A bill requiring North Carolina educators to teach that abortions are linked to subsequent premature births won initial Senate approval Thursday.
The amended version of the bill now mentions other factors associated with premature births, at the suggestion of Democrats who questioned the scientific consensus around the abortion link. The bill generated heated debate between health experts and lawmakers at an earlier committee meeting. It won committee approval in a close voice vote that Democrats tried to contest.
The bill requires those in grades seven and higher to learn about the risk factors associated with premature birth. The bill originally made specific reference only to abortion but now includes smoking, alcohol consumption, drug use and inadequate prenatal care. Infants born prematurely face greater risks of developmental impediments and death.

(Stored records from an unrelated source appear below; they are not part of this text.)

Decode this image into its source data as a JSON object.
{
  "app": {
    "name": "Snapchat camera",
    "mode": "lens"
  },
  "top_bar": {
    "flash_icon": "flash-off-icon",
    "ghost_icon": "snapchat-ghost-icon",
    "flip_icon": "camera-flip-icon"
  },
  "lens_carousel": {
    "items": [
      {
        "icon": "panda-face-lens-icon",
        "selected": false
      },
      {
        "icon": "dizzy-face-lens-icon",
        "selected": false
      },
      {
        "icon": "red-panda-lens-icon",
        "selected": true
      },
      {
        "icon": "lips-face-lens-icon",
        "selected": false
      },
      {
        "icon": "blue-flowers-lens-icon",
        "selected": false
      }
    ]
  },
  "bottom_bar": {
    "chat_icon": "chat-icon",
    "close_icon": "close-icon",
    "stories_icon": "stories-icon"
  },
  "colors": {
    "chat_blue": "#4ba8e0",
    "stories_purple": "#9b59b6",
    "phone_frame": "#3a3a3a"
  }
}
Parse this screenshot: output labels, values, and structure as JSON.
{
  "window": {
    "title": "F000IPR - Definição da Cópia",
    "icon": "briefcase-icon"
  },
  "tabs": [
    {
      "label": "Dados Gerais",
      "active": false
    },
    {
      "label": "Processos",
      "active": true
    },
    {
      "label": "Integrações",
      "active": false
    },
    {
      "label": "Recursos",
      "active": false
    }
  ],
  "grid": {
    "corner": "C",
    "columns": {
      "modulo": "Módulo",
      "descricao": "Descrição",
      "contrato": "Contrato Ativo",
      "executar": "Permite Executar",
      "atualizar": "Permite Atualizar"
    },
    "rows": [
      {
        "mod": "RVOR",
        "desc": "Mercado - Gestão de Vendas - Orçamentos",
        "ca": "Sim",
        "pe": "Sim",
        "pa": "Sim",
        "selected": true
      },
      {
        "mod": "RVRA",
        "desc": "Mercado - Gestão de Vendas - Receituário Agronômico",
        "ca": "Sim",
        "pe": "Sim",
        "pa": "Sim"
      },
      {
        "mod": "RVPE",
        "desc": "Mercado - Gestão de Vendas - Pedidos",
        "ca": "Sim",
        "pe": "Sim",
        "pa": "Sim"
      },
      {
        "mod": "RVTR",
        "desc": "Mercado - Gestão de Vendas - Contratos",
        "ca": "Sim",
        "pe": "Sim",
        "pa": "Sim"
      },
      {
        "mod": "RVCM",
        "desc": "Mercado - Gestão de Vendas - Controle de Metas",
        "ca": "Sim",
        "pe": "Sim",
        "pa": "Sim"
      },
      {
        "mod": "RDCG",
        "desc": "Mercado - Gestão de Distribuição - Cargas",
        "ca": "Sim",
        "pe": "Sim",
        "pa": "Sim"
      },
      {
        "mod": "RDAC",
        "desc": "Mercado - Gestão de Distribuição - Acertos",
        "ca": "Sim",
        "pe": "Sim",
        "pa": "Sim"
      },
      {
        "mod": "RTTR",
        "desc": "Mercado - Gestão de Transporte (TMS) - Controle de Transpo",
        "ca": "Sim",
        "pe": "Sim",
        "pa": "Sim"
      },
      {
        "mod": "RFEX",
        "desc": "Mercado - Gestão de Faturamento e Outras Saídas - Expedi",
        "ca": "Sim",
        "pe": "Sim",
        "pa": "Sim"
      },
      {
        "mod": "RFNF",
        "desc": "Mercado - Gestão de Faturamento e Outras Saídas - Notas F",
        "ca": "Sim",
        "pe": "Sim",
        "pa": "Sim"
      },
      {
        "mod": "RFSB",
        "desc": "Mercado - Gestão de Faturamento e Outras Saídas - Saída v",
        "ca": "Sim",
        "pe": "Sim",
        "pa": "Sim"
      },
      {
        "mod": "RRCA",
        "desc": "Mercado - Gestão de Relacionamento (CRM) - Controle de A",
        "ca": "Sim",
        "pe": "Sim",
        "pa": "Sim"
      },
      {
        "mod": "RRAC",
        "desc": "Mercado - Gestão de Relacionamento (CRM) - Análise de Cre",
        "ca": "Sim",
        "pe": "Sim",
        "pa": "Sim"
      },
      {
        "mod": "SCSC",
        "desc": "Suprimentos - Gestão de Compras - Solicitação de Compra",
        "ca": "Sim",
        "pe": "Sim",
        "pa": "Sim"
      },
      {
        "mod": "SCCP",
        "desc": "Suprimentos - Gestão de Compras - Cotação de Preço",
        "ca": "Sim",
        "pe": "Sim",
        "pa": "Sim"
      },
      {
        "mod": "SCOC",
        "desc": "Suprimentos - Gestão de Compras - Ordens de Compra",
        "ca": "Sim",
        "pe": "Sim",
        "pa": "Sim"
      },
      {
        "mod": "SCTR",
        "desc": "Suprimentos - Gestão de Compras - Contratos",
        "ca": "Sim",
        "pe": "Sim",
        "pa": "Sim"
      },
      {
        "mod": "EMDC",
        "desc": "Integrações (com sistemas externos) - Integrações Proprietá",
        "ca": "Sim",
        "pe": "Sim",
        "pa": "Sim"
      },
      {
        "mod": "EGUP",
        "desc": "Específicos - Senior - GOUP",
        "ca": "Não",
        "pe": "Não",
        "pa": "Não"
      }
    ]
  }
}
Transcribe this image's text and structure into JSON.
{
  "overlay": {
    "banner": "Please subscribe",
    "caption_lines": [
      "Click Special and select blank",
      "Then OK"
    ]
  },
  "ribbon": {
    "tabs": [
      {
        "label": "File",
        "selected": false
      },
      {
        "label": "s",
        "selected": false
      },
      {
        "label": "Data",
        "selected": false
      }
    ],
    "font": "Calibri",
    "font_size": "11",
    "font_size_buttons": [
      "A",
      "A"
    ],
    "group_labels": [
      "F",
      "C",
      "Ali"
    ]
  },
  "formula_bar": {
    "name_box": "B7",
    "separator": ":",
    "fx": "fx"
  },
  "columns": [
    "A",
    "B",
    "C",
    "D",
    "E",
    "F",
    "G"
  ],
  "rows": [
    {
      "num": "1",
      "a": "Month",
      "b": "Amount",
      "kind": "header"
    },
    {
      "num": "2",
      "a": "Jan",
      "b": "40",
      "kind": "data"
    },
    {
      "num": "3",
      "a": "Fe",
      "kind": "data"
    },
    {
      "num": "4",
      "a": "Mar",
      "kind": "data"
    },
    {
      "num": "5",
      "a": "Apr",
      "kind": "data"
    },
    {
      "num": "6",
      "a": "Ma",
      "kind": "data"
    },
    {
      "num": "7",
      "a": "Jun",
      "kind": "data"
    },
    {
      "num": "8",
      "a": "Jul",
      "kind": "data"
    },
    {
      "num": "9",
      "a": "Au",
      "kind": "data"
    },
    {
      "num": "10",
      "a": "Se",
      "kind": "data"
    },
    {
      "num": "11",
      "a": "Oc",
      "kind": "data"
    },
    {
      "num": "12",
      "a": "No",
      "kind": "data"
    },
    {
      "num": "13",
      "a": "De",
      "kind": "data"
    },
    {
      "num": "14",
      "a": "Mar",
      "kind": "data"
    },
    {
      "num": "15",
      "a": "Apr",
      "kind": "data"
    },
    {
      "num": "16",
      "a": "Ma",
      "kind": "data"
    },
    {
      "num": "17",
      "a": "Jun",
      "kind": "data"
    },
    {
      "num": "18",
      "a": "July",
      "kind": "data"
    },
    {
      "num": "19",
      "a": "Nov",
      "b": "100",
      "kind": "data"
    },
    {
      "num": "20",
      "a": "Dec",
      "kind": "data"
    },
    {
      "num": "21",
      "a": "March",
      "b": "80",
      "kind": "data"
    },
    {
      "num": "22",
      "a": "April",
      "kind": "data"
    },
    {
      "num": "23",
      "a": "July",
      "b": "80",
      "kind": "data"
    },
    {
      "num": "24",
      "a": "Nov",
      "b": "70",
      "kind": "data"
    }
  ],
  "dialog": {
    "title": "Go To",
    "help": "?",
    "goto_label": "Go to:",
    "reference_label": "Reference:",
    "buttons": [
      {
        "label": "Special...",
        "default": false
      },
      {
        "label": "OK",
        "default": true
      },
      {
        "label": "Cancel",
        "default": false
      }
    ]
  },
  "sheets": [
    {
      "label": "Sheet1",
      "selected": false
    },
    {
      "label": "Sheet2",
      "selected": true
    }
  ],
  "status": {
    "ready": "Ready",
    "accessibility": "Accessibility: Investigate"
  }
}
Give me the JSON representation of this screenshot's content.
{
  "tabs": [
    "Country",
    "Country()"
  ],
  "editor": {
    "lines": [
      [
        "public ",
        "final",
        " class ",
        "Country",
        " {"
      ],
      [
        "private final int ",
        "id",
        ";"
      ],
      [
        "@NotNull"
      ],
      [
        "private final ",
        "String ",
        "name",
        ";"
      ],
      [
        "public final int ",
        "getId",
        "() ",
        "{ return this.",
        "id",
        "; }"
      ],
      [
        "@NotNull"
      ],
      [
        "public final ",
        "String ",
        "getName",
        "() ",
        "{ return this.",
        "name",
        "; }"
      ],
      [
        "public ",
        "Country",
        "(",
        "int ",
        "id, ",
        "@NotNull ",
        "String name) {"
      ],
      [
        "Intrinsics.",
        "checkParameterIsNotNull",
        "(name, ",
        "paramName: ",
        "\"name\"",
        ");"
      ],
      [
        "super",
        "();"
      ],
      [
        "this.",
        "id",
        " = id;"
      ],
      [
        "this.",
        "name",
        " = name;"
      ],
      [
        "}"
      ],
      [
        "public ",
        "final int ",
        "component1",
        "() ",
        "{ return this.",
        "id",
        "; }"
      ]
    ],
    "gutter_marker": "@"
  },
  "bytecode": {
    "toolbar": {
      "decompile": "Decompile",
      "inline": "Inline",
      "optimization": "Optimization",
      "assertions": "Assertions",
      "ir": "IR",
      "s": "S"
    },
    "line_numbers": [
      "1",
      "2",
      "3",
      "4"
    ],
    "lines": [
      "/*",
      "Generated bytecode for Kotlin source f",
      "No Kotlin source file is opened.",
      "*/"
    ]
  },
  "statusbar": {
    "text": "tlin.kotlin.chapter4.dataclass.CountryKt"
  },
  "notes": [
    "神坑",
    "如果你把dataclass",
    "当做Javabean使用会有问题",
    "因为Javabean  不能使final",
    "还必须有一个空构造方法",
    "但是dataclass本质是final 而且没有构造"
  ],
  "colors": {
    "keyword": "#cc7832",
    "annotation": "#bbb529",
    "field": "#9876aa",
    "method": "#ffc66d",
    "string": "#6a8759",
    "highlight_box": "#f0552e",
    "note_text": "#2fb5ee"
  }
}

Sen. Warren Daniel, R-Burke and the bill's lead sponsor, cited the conclusions of the North Carolina Child Fatality Task Force, which found in 2012 that more than 125 publications have linked abortion to premature birth. It also included analysis from the General Assembly's research staff that placed annual costs attributable to health complications from abortion-linked premature birth at $98 million.
"If there's a rationale for including the risks of smoking," Daniel said, then there's a justification for including abortion as well.
Democrats and expert opponents have cast doubt on that consensus, saying the World Health Organization, the Centers for Disease Control and Prevention, the American Academy of Pediatrics and other reputable groups don't support the science behind linking abortion to premature births. They argue the bill is an attempt to base curriculum on political ideology.
"I'm concerned about teaching the students what is our religion, philosophical beliefs, minority views, as some absolute scientific evidence," said Sen. Angela Bryant, D-Nash.
Bryant said she wanted to make sure the bill wouldn't stifle debate about the scientific validity of the risk factors. Daniel said the bill wouldn't preempt that debate.
"I don't see why there can't be a discussion about the scientific basis of that, and I think that might in fact be a valuable discussion," he said.
Sen. Ellie Kinnaird, D-Orange, objected to a final vote so she could fine-tune an amendment adding the health risks posed by elective cesarean-section and induced-labor births.
The bill passed 41-5 but will return for a final vote next week. It will then head to the House.